I'm trying to design a cable that allows bidirectional communication between 2 iPhones, connecting into their TRRS jacks.

I've made the cable but it is temperamental at best — can anyone help me understand why it is misbehaving, and help me towards a working design?

Obviously I would have to combine left and right speaker channels.

Main problem is that the lineout level is in the range of volts wheres the microphone level is in the range of millivolts, i.e. much lower.

I used this question:
line-level audio into an iPhone headset jack?
to get the basic circuit diagram of what is needed.

Here is a picture of my effort:

enter image description here

Here is a link in case I'm not allowed to post pictures, being a new member: http://cl.ly/FU2p

Now this cable is infuriating.

Yesterday I tested it between ( if I remember correctly ) and iPhone 4 and an iPod Touch ( latest generation ), and could successfully transmit sound from either device and pick it up on the other.

but working on different combinations of devices I get either unidirectional performance or nothing.

frequently the device doesn't even think that an external microphone is present; it continues to receive audio from its inbuilt microphone. I guess as if a stereo headphone jack was inserted in the TRRS.

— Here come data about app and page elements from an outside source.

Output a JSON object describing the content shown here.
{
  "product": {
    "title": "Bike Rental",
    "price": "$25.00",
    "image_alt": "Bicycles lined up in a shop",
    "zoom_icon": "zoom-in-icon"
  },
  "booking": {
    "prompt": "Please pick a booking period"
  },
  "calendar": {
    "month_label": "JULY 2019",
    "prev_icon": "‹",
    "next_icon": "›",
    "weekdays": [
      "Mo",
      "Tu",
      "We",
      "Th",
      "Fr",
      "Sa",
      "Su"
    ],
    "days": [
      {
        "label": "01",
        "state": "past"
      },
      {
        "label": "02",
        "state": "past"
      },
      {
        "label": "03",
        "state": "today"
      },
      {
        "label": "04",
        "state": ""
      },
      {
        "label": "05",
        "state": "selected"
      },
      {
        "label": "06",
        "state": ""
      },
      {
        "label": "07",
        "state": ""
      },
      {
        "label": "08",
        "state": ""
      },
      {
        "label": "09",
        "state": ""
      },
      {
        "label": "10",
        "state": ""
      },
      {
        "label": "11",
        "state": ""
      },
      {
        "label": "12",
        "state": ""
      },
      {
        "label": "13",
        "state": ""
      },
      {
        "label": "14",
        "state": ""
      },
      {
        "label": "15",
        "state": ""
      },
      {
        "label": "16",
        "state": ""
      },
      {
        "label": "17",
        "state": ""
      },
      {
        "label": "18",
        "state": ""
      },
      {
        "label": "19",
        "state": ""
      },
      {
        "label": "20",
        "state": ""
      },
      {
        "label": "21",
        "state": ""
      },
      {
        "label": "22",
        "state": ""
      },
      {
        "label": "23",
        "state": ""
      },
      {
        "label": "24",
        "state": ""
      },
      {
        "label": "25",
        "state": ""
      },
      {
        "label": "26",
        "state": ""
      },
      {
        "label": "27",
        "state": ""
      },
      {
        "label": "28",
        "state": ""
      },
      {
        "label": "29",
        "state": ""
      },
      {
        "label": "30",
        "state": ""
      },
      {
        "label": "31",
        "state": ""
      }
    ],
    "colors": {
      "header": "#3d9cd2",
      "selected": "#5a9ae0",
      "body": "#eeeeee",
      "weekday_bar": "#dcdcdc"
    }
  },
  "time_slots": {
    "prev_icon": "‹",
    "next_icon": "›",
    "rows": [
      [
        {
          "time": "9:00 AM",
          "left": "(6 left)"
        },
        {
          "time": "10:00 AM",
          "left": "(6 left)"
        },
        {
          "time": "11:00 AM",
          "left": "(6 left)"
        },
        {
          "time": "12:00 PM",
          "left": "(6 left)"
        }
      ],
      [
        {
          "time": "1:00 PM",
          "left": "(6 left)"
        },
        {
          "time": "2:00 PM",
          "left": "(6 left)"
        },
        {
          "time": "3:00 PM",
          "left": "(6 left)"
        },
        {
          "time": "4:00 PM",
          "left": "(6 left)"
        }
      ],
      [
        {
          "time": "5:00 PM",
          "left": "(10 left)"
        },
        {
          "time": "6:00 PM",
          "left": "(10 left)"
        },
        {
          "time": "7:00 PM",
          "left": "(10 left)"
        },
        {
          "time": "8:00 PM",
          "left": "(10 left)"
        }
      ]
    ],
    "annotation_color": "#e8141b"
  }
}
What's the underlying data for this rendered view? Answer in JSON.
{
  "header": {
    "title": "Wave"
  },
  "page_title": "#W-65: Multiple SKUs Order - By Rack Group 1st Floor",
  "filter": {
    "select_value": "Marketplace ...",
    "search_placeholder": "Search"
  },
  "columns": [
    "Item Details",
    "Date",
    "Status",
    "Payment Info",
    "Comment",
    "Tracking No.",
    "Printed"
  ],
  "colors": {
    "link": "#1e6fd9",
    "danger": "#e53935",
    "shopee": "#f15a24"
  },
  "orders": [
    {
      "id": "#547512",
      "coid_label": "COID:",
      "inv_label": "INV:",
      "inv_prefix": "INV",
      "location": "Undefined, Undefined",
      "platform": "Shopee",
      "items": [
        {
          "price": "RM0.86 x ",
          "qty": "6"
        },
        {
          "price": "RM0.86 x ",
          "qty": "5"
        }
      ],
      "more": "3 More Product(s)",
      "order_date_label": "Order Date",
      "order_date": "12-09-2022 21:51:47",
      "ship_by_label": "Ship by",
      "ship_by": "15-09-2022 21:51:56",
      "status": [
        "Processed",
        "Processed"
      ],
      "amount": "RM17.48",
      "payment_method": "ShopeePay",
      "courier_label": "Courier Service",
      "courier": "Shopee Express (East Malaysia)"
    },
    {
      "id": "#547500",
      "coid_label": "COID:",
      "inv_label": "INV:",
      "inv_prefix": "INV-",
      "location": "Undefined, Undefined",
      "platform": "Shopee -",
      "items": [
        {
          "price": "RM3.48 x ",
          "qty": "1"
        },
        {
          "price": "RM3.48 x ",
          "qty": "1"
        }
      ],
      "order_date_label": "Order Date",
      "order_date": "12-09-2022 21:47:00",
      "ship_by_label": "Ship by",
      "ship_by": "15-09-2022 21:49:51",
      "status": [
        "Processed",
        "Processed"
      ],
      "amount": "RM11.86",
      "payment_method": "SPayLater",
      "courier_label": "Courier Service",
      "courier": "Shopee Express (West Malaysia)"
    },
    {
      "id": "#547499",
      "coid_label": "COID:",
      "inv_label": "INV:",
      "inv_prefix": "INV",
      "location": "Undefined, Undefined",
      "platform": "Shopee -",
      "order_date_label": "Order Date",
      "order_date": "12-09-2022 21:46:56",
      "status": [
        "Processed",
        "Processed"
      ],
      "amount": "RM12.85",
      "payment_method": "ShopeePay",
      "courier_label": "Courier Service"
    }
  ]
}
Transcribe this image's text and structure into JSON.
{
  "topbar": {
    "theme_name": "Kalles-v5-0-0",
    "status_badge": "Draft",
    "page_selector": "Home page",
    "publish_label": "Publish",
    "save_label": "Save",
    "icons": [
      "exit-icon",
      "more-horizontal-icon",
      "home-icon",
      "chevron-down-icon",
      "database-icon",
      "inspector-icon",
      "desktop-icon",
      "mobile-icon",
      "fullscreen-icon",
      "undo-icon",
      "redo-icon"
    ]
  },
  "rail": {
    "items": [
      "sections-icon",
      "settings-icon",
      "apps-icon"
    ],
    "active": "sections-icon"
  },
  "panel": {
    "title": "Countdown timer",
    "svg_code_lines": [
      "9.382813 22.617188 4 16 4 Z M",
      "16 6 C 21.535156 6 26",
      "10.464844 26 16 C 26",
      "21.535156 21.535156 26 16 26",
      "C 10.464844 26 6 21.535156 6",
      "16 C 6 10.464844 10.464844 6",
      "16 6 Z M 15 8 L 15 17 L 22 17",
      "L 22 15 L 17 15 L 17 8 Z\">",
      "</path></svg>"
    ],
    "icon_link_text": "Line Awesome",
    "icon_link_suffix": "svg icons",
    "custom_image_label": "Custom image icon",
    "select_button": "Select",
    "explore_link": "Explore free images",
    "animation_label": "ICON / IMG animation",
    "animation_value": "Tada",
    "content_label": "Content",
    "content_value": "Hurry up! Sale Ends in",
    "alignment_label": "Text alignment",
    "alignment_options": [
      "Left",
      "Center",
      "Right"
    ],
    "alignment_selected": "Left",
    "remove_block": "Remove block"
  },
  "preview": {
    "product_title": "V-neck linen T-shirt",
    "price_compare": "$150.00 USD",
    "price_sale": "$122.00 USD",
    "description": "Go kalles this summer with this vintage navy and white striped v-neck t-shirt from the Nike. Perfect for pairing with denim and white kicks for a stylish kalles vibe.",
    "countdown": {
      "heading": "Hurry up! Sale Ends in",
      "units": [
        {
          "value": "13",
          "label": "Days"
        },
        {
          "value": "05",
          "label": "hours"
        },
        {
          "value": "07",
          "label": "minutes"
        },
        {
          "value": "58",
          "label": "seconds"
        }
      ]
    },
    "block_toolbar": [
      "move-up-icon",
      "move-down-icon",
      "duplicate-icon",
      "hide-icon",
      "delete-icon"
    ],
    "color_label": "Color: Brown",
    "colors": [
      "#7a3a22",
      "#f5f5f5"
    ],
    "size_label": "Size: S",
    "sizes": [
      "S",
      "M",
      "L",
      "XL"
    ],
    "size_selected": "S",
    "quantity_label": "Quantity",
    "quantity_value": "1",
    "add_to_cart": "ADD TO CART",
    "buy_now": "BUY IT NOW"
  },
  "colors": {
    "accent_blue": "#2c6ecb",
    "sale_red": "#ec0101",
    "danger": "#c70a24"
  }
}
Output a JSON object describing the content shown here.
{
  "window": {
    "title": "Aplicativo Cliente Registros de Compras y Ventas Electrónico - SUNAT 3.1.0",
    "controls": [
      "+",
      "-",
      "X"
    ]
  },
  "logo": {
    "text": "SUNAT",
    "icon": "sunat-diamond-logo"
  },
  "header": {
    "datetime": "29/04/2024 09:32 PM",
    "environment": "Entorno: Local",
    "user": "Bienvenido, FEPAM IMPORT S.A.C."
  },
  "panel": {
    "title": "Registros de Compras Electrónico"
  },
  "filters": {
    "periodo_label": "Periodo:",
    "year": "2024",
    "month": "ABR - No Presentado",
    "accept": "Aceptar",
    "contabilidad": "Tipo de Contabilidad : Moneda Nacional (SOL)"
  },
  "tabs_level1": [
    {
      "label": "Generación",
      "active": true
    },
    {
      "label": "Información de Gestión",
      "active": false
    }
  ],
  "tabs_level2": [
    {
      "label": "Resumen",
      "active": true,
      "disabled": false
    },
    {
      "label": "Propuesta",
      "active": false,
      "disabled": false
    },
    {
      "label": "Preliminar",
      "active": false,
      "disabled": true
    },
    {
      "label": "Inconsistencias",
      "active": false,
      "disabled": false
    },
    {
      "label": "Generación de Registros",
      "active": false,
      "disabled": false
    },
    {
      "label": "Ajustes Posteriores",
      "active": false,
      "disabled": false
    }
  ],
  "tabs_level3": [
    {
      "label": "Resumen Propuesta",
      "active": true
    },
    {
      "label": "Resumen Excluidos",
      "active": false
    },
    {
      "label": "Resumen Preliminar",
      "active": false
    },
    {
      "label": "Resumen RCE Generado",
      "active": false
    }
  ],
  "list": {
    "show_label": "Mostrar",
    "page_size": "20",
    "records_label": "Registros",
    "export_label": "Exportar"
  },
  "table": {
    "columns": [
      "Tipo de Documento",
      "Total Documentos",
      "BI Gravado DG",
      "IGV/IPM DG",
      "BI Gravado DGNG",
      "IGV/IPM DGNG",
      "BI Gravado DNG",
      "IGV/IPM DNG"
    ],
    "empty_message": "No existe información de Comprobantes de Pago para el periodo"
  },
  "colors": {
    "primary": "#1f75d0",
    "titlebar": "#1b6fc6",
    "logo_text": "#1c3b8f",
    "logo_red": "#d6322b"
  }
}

I'm wondering whether my resistor values are somehow close to some borderline; maybe the impedance levels are different on different Apple devices, and sometimes it is failing a check of ' is there a microphone present? '

also added to this, typical headset units also have an on / off switch; I don't know how this is implemented — maybe it shorts the microphone momentarily straight to the ground, and the iPhone's circuitry catches this.

also not sure whether I should be connecting across the ground lines. as you can see my breadboard has a white wire that does this ( this is the only difference between the breadboard configuration and the circuit diagram above )

breadboard Electrical layout is:



by the way.

can anyone shed some light upon the problem or improve upon the design?

Best Answer

Thanks to a certain theBear on IRC's freenode (#electronics), I learned that devices generally test for the presence of a microphone by checking the resistance across the bottom two pins.

There doesn't seem to be a consistent convention for pinout, but generally mic and ground occupy the two rings closest to the sleeve

so the device tends to check for the resistance between these bottom two rings to determine whether a microphone is present.

for a standard stereo plug (L+R+G), The resistance should be practically zero as there is just one single ring that will be connecting the G and M

so the host says ' if the resistance is < X, then we assume no microphone. '

clearly 100 ohm is too small a value for X

doubling up to 200 did the trick

I still didn't get it working on an android phone even trying 300. So I don't know what the deal there is.

in case anyone wishes to pursue this further, the advice I got was to try putting a potentiometer between the microphone and ground and turning it until the host registers that a microphone is connected

if you launch the sound recorder on your android device and sing while you are twiddling, at some point the spectrograph will just cut out -- this means that the device now believes a microphone is connected externally

the last suggestion was to string a capacitor in series with this small resistor. however I don't have any idea how to calculate what value to use

As a final note, the ratio of R1:R2 determines the ratio of V_in:V_out